*Task*.
Copy out each line featuring the string "Component" from the entries beneath.

Data about app and page elements:
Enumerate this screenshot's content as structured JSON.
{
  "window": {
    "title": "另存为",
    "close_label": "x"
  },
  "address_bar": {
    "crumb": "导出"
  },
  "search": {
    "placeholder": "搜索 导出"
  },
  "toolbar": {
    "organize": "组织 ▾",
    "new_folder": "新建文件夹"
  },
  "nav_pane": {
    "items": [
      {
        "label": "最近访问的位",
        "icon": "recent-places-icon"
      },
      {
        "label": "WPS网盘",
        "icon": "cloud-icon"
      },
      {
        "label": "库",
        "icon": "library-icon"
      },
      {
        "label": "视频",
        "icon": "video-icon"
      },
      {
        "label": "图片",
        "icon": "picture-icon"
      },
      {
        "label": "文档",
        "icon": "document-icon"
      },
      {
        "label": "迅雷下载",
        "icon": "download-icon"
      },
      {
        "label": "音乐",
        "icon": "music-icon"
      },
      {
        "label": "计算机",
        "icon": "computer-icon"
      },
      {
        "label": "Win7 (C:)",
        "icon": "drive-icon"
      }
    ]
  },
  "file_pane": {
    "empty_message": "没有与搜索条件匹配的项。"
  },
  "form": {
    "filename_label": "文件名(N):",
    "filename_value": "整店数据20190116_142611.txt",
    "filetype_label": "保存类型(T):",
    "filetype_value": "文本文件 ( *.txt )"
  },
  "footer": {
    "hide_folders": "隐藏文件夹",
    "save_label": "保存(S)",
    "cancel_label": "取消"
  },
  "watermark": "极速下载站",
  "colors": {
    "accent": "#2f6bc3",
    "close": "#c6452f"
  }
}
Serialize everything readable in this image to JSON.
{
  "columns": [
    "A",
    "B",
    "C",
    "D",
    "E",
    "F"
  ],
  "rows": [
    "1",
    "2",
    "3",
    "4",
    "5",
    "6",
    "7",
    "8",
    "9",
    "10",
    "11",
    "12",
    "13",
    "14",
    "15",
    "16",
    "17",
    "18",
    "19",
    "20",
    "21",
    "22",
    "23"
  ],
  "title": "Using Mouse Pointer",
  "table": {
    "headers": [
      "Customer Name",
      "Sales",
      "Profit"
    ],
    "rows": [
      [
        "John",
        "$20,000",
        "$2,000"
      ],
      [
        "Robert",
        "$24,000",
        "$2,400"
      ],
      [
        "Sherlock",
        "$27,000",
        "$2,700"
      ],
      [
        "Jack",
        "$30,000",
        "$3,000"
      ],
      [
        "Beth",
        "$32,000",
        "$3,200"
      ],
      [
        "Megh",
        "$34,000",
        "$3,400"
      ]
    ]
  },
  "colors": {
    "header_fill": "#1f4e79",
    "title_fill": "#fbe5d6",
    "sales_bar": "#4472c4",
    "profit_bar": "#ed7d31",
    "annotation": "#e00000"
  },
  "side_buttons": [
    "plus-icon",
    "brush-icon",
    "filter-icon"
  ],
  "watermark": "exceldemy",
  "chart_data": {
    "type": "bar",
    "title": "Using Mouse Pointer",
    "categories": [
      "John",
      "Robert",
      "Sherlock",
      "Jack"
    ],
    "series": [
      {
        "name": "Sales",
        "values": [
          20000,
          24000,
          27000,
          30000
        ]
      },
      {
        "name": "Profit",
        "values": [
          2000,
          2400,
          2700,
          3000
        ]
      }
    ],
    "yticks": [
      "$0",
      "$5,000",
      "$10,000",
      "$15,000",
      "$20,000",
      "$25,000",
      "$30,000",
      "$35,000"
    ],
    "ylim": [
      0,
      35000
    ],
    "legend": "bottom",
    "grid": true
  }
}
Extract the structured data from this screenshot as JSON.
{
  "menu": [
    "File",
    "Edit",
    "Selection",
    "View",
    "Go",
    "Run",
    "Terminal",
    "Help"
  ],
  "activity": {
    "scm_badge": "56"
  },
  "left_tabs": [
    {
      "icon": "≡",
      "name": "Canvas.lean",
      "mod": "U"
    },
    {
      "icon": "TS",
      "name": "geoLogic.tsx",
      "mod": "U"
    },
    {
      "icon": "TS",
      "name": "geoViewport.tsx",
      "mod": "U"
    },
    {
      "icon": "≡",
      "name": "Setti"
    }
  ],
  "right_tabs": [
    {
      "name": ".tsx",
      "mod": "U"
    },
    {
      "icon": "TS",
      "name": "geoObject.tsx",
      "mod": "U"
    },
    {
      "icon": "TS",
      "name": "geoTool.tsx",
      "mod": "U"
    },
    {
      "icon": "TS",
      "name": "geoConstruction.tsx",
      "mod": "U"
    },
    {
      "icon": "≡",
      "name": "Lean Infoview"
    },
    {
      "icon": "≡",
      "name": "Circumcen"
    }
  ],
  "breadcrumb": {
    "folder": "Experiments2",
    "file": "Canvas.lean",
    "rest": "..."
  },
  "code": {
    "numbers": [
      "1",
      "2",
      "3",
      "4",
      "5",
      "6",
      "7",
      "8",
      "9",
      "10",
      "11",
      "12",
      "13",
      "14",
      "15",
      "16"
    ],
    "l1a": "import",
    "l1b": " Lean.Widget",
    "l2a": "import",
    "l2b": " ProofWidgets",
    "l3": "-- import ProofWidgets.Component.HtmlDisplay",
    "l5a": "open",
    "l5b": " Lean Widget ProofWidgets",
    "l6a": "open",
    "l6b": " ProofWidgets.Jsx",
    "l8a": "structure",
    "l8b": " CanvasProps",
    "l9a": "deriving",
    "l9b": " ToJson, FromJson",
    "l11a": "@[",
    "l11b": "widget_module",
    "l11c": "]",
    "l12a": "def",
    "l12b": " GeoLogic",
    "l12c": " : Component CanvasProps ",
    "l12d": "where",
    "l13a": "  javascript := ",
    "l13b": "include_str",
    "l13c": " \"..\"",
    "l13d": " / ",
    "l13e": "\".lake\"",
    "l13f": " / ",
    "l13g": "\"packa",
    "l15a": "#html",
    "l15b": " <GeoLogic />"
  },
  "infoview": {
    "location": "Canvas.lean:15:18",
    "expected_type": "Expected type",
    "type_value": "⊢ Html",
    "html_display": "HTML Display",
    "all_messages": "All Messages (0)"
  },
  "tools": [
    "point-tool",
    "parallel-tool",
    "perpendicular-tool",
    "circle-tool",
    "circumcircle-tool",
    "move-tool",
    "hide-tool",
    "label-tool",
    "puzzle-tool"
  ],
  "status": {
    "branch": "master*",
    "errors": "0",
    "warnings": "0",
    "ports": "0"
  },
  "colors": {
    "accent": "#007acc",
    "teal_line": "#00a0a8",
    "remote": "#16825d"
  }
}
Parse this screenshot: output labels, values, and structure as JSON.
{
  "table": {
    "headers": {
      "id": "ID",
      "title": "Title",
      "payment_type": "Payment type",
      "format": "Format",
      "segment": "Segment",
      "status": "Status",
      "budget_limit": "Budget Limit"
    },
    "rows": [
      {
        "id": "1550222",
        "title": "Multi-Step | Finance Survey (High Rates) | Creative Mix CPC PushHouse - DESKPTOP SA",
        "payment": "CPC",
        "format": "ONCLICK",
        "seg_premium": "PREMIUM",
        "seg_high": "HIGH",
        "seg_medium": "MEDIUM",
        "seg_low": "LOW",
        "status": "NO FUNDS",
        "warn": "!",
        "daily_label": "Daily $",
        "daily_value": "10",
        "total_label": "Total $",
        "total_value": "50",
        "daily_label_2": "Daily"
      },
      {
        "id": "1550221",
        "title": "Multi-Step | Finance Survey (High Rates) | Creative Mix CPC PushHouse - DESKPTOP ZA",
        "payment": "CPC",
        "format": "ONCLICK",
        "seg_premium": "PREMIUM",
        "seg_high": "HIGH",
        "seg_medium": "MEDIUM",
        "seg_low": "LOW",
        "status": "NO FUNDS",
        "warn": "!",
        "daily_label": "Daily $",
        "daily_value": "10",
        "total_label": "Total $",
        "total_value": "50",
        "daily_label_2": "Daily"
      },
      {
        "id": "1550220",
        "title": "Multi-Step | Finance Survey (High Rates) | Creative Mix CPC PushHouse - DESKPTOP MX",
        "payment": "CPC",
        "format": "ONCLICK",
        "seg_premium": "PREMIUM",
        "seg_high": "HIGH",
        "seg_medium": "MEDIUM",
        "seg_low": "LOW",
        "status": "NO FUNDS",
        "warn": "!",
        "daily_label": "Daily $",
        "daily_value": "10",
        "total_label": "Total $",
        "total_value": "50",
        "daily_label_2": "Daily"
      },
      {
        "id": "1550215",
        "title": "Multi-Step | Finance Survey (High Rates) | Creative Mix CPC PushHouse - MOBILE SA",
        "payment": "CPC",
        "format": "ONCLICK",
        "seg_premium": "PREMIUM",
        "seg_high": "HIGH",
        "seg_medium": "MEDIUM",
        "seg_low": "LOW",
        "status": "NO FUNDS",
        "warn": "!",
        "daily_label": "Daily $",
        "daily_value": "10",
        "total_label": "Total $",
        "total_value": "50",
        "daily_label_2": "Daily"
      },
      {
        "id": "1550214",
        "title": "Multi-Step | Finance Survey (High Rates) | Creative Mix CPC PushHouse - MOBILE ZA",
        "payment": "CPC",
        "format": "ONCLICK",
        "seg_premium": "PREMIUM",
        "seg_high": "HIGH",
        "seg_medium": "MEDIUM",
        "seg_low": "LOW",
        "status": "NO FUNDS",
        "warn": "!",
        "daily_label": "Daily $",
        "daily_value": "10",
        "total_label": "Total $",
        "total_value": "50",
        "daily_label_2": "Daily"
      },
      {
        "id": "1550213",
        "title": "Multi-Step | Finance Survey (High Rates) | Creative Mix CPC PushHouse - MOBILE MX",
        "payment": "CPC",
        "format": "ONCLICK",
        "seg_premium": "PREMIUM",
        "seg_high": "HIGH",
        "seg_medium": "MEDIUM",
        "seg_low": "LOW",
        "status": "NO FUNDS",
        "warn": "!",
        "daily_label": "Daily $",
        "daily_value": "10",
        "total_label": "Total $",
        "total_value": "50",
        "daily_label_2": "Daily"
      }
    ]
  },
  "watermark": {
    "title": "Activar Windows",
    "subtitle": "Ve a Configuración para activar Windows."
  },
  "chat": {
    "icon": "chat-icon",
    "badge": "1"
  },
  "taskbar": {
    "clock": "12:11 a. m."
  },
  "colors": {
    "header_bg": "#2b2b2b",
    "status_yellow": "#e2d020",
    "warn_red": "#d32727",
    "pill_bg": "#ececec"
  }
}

*Answer to this task*.
    "l3": "-- import ProofWidgets.Component.HtmlDisplay",
    "l12c": " : Component CanvasProps ",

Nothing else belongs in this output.